* Your task *
Show each line of the entries below in which the word "igger" appears.

* Data *
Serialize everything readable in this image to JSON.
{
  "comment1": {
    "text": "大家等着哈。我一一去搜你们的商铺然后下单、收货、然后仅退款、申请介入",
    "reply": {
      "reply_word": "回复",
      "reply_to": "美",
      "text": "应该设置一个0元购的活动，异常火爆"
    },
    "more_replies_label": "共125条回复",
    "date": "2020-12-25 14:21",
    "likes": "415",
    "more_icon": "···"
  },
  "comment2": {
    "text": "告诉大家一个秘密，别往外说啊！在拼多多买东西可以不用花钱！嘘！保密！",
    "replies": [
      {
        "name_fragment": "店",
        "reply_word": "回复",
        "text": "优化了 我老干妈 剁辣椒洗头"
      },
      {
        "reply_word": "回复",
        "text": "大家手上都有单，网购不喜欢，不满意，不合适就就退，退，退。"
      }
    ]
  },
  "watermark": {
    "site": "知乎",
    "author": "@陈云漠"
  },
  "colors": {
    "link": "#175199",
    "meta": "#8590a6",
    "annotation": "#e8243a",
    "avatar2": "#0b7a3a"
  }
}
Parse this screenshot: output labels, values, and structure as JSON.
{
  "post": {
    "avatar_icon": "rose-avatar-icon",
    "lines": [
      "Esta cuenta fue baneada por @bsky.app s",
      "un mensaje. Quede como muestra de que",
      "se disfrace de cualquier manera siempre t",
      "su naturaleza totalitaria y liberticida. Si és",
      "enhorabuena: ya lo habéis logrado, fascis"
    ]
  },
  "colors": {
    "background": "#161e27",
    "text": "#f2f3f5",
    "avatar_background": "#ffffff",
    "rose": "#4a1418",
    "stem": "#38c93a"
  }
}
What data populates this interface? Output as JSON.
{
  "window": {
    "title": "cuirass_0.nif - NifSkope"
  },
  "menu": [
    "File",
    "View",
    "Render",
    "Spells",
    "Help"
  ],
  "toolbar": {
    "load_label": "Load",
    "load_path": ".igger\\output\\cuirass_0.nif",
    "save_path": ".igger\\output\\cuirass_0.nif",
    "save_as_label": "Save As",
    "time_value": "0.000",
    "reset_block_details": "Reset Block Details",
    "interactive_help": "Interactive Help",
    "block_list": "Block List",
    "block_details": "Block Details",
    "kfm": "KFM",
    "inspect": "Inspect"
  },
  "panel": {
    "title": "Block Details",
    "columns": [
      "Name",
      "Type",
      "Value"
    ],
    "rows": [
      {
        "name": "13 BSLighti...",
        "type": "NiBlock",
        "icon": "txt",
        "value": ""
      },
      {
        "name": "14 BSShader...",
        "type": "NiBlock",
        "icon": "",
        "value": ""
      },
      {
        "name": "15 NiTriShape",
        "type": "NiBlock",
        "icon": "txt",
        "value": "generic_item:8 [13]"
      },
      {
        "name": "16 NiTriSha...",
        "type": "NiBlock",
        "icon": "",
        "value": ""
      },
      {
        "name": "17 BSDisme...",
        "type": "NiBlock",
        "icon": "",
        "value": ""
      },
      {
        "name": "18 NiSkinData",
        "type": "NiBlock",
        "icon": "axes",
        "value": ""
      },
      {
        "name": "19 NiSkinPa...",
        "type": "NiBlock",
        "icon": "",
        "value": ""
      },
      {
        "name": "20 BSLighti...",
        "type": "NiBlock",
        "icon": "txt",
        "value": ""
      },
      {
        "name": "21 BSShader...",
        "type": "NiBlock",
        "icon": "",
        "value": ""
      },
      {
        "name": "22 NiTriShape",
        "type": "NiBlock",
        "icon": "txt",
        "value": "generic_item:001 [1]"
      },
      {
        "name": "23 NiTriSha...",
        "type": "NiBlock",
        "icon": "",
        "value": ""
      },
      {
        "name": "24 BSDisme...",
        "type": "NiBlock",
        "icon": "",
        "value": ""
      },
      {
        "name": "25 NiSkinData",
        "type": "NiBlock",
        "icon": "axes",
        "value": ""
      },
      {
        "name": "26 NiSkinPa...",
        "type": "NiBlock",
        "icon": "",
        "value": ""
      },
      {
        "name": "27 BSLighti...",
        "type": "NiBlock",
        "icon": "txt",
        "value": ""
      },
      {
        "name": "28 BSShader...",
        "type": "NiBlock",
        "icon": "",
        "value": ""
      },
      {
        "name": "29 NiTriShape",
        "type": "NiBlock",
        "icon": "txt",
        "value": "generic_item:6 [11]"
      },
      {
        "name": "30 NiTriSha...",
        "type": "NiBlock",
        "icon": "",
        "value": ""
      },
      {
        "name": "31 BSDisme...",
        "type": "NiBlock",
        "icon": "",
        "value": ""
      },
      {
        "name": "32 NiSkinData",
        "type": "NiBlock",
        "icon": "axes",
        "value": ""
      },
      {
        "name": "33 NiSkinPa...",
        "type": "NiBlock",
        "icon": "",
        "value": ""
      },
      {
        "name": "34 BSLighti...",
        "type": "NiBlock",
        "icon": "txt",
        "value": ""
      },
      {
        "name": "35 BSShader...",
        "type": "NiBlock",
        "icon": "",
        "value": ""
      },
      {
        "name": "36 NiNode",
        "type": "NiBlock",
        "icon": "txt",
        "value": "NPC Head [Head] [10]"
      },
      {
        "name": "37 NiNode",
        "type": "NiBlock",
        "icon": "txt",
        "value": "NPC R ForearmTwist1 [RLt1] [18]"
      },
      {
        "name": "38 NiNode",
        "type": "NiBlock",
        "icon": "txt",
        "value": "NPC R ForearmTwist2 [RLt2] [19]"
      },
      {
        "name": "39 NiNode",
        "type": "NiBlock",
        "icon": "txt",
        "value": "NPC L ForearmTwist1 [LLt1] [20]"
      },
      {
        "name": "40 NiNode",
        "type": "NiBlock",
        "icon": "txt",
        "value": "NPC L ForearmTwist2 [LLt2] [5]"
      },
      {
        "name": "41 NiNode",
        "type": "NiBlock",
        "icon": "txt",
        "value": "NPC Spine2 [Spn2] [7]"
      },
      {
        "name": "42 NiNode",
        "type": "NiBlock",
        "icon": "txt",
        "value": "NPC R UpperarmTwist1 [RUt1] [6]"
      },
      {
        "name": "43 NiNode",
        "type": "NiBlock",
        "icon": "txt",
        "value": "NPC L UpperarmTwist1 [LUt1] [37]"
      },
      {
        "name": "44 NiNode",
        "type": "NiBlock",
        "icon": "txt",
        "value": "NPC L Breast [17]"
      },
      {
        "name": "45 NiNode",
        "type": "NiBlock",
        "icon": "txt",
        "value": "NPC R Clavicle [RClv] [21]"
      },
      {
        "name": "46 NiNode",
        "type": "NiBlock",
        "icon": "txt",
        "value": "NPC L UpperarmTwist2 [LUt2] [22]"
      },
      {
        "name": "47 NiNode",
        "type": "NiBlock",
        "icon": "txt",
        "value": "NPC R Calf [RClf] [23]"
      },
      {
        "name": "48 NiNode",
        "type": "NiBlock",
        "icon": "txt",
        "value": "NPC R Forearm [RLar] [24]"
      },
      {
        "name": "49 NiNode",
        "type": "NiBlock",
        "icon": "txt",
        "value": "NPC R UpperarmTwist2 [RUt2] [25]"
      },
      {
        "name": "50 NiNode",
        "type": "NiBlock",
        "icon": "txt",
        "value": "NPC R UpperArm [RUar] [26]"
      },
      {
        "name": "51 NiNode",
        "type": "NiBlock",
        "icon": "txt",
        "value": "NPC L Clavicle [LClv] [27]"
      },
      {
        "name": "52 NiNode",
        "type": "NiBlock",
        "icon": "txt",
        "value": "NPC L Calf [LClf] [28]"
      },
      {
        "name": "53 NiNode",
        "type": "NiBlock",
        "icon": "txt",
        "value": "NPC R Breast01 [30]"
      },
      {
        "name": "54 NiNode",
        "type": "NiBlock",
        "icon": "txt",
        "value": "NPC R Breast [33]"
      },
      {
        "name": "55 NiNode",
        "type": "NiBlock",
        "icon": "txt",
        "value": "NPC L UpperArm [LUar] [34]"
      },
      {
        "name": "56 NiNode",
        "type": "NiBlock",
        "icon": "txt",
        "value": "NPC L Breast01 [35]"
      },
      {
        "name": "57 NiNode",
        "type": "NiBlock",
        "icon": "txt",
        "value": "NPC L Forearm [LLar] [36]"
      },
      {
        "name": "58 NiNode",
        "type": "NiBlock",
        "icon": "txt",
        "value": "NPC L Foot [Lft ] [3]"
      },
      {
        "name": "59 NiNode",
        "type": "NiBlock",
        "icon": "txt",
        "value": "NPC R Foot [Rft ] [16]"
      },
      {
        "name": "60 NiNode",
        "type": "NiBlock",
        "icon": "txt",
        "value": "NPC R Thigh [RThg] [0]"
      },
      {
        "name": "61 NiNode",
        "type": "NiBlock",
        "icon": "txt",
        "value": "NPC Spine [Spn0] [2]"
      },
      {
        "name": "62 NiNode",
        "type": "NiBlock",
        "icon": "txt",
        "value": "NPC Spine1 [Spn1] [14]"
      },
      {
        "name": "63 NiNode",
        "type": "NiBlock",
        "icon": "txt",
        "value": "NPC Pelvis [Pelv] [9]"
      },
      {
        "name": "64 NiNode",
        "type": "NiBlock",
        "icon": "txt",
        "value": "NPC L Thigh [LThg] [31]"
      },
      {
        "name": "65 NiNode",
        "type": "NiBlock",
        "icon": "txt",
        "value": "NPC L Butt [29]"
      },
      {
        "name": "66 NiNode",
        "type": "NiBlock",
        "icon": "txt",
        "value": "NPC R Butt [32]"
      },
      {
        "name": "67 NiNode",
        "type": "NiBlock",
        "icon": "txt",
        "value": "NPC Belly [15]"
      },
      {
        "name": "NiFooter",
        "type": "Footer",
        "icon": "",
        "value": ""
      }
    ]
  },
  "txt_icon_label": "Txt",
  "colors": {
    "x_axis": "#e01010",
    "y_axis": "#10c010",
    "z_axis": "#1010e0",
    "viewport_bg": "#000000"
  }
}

* Task answer *
    "load_path": ".igger\\output\\cuirass_0.nif",
    "save_path": ".igger\\output\\cuirass_0.nif",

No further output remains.